Michaelmas Cay is famous for it’s protected seabird sanctuary, with 27 000 migratory birds making it their home. This is one of the most important nesting sights in the Southern Hemisphere and an absolute haven for any nature lover.
Michaelmas Cay is a small reef sand island that perches on the western tip of Michaelmas Reef, 43 km north-east of Cairns. This vegetated coral reef island covers an area of 1.5 hectares and rises to a height of 3.5 metres above sea level.
The Reef that surrounds Michaelmas Cay is made up of hard limestone skeletons of millions of living coral polyps. The skeletons are created from dissolved limestone extracted from the water by the polyps for their own protection. When these polyps die, their skeletons and the remains of other marine plants and animals together form the foundation for the new polyps to build on. Fragments of the reef, washed to the leeside of the reef by waves and winds, gathered over time to form Michaelmas Cay. The centre portion of the Cay is covered by vegetation. The seeds carried in by the birds and the waves help vegetation flourish which in turn provides an ideal habitat for the seabirds to roost and nest.

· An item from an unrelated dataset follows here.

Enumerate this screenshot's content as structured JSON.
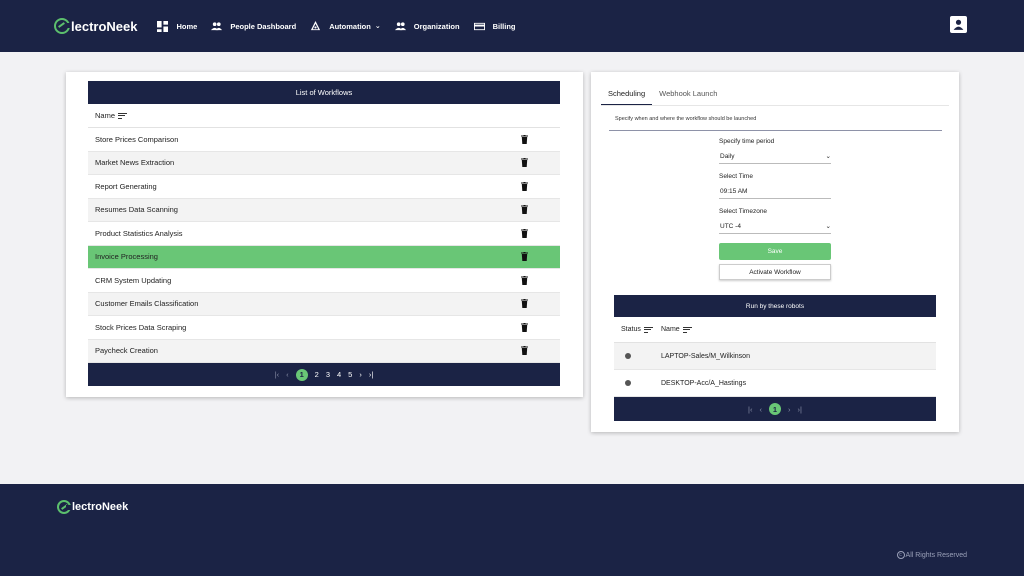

Michaelmas Cay is a World famous natural seabird habitat on the northern section of the Great Barrier Reef, and is one of the most accessible of all reef islands. Michaelmas Cay is known to be home to around 38 species including 3 woodland and 35 seabird species. Sooty terns, crested and lesser crested terns and common noddies are the most commonly found seabirds on the island. Silver gulls, ruddy turnstones and black noddies, and black-naped terns, bridled terns and roseate terns also find this island an ideal nesting habitat. Breeding activity occurs throughout the year on the island. While most of the seabird species breed annually, sooty terns breed every 8.5 months. Michaelmas Cay is considered to be the fifth largest seabird colony on the Great Barrier Reef.
The reef life surrounding Michaelmas Cay is rich with an abundant variety of sea turtles and several species of giant clams, trevally, reef sharks and hundreds of species of brightly coloured reef fish. The calm sheltered waters around Michaelmas Cay are ideal for snorkelling and scuba diving – even for beginners! The sandy lagoon is wind protected during all weathers and the coral is within easy reach from the beach.